**About this exercise:** The goal here is an exact copy of the entries below, without their pictures.

**Data records for software interfaces:**
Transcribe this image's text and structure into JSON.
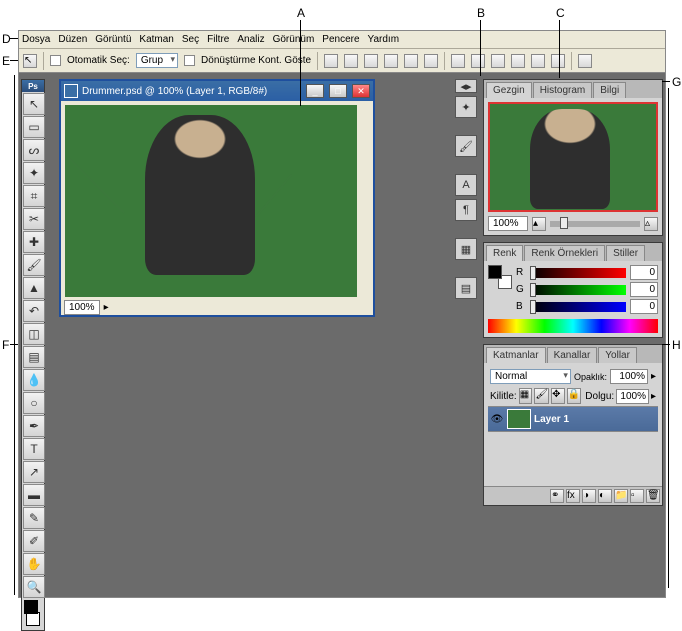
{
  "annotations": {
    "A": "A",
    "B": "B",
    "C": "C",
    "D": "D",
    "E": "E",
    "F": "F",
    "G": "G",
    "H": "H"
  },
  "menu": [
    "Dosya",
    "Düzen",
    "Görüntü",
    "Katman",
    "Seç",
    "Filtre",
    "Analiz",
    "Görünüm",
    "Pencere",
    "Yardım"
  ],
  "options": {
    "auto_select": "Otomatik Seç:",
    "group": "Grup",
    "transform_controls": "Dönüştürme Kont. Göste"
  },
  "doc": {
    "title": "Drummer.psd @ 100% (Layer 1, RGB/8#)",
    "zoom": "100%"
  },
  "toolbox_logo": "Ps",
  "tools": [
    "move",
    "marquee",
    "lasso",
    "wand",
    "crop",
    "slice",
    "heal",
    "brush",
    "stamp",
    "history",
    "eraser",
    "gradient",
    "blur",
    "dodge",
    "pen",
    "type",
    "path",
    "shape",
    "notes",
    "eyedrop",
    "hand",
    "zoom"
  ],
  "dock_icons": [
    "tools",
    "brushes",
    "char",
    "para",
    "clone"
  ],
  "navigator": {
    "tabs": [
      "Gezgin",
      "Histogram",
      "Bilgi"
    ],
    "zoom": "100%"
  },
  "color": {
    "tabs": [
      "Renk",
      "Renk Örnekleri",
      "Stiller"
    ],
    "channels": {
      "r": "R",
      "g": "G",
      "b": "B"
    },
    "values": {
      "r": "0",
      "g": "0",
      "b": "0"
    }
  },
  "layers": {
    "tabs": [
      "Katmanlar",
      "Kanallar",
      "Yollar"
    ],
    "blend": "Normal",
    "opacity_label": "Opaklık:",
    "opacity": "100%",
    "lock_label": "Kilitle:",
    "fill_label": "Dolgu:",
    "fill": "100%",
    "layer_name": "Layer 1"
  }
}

**Task solution:**
Transcribe this image's text and structure into JSON.
{
  "annotations": {
    "A": "A",
    "B": "B",
    "C": "C",
    "D": "D",
    "E": "E",
    "F": "F",
    "G": "G",
    "H": "H"
  },
  "menu": [
    "Dosya",
    "Düzen",
    "Görüntü",
    "Katman",
    "Seç",
    "Filtre",
    "Analiz",
    "Görünüm",
    "Pencere",
    "Yardım"
  ],
  "options": {
    "auto_select": "Otomatik Seç:",
    "group": "Grup",
    "transform_controls": "Dönüştürme Kont. Göste"
  },
  "doc": {
    "title": "Drummer.psd @ 100% (Layer 1, RGB/8#)",
    "zoom": "100%"
  },
  "toolbox_logo": "Ps",
  "tools": [
    "move",
    "marquee",
    "lasso",
    "wand",
    "crop",
    "slice",
    "heal",
    "brush",
    "stamp",
    "history",
    "eraser",
    "gradient",
    "blur",
    "dodge",
    "pen",
    "type",
    "path",
    "shape",
    "notes",
    "eyedrop",
    "hand",
    "zoom"
  ],
  "dock_icons": [
    "tools",
    "brushes",
    "char",
    "para",
    "clone"
  ],
  "navigator": {
    "tabs": [
      "Gezgin",
      "Histogram",
      "Bilgi"
    ],
    "zoom": "100%"
  },
  "color": {
    "tabs": [
      "Renk",
      "Renk Örnekleri",
      "Stiller"
    ],
    "channels": {
      "r": "R",
      "g": "G",
      "b": "B"
    },
    "values": {
      "r": "0",
      "g": "0",
      "b": "0"
    }
  },
  "layers": {
    "tabs": [
      "Katmanlar",
      "Kanallar",
      "Yollar"
    ],
    "blend": "Normal",
    "opacity_label": "Opaklık:",
    "opacity": "100%",
    "lock_label": "Kilitle:",
    "fill_label": "Dolgu:",
    "fill": "100%",
    "layer_name": "Layer 1"
  }
}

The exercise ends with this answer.